Filed under: Trainers
Have you ever wondered why people who do the same resistance training workouts day after day aren’t getting the results they want? The goal of resistance training is to create an “adaptation response”—that is, to get your body to change in response to the demands. Once your body has adapted to a specific training program, you need to change the demands you place on it. If you don’t, you’ll find yourself eventually reaching a plateau where you don’t make any more gains—or sometimes even lose progress. One way to avoid this common training mistake is to implement “periodization”—the systematic shaking up of your routine (intensity and numbers of sets and reps). This method can optimize your training gains and minimize the risks of overtraining and injury. Implementing these training routines requires a strength training expert, so make sure you seek assistance. For example, the Army has implemented a new program for Master Fitness Trainers. And for more information on strength training, check out the HPRC’s Performance Strategies for Muscular Strength.

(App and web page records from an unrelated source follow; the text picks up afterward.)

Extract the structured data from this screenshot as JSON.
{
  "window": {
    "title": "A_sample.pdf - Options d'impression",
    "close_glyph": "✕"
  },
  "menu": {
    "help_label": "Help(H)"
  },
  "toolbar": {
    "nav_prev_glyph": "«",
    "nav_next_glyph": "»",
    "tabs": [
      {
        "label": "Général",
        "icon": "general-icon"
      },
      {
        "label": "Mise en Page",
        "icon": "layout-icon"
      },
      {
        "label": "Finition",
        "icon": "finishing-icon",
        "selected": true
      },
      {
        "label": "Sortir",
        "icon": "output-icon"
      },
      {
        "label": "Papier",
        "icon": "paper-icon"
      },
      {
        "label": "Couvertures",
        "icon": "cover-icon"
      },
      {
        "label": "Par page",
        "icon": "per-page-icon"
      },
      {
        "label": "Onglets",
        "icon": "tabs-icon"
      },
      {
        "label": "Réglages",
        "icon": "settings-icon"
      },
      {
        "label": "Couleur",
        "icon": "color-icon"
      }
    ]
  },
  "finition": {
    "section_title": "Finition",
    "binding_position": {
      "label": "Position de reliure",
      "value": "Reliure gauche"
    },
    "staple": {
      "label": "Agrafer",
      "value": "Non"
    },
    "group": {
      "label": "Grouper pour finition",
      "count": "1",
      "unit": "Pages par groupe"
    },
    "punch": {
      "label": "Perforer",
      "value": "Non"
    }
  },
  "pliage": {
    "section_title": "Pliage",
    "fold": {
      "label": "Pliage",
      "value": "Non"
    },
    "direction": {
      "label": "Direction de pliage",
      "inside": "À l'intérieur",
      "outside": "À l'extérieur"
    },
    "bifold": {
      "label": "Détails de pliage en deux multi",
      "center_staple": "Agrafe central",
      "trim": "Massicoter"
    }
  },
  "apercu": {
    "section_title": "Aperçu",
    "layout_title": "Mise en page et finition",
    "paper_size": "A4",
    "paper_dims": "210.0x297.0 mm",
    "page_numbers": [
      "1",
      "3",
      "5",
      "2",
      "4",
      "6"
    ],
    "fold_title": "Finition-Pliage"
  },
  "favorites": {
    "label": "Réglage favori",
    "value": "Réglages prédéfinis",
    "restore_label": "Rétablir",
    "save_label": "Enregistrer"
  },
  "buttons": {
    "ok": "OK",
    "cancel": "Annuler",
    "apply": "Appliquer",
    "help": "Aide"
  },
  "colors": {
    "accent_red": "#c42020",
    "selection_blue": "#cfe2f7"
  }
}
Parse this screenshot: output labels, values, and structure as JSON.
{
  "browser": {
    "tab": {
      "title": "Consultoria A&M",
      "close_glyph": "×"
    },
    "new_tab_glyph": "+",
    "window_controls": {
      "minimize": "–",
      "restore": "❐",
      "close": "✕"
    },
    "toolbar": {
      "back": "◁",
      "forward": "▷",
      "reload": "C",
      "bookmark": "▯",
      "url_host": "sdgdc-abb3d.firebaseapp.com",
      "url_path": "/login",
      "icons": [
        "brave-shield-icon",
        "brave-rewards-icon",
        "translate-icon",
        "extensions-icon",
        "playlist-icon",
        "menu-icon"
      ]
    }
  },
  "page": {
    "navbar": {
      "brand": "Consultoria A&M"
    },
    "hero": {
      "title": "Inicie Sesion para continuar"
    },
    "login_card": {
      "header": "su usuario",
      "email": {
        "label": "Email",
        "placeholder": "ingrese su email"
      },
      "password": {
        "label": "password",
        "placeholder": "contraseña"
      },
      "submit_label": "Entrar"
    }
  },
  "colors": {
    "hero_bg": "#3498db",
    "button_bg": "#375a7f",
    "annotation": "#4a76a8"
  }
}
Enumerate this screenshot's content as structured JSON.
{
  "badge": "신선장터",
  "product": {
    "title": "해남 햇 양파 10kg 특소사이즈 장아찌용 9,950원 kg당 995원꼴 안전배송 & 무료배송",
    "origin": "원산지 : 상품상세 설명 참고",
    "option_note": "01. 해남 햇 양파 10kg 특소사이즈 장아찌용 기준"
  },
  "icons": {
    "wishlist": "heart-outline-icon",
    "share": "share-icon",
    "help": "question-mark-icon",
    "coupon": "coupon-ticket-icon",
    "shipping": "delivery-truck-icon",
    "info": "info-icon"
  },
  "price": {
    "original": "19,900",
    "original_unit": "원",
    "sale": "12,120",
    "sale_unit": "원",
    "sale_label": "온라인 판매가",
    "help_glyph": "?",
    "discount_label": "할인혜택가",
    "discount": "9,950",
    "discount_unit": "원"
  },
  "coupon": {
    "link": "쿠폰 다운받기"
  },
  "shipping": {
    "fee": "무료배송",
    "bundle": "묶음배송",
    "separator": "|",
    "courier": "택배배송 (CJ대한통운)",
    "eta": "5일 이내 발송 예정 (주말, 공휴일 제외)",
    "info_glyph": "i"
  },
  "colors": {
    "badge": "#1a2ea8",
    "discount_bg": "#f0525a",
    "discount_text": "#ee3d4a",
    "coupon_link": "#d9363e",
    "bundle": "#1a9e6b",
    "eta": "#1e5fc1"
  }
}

Injury prevention is the key to optimizing soldier-athlete performance, which is why Fort Benning deployed Musculoskeletal Action Teams (MATs) to their 194th Armored Brigade and their 198th Infantry Brigade as part of a two-year pilot study. The MATs consist of physical therapists, physical therapy technicians, athletic trainers, and strength-conditioning coaches. MATs have three main principles: injury prevention, precision PRT, and human performance optimization. The MATs offer basic trainees injury screenings, early treatment of minor injuries, and instruction on proper training technique. Trainees are also given guidance on correct footwear, management skills, and strategies to prevent common exercise mistakes that may lead to injury, as well as briefings on subjects like nutrition and preventative exercises.
The aim of this study is to educate soldier athletes. By learning to manage your own health and fitness, you’re more prepared to complete your mission safely. The goal: You and your fellow soldier athletes should have less need for medical treatment facilities because you’ll be equipped with your own preventative strategies, which you can use throughout your career. This study is also being conducted at Fort Ill, OK, Fort Lee, VA, and Fort Leonard, MO. The study will wrap up in April 2013, at which time the researchers will evaluate the results.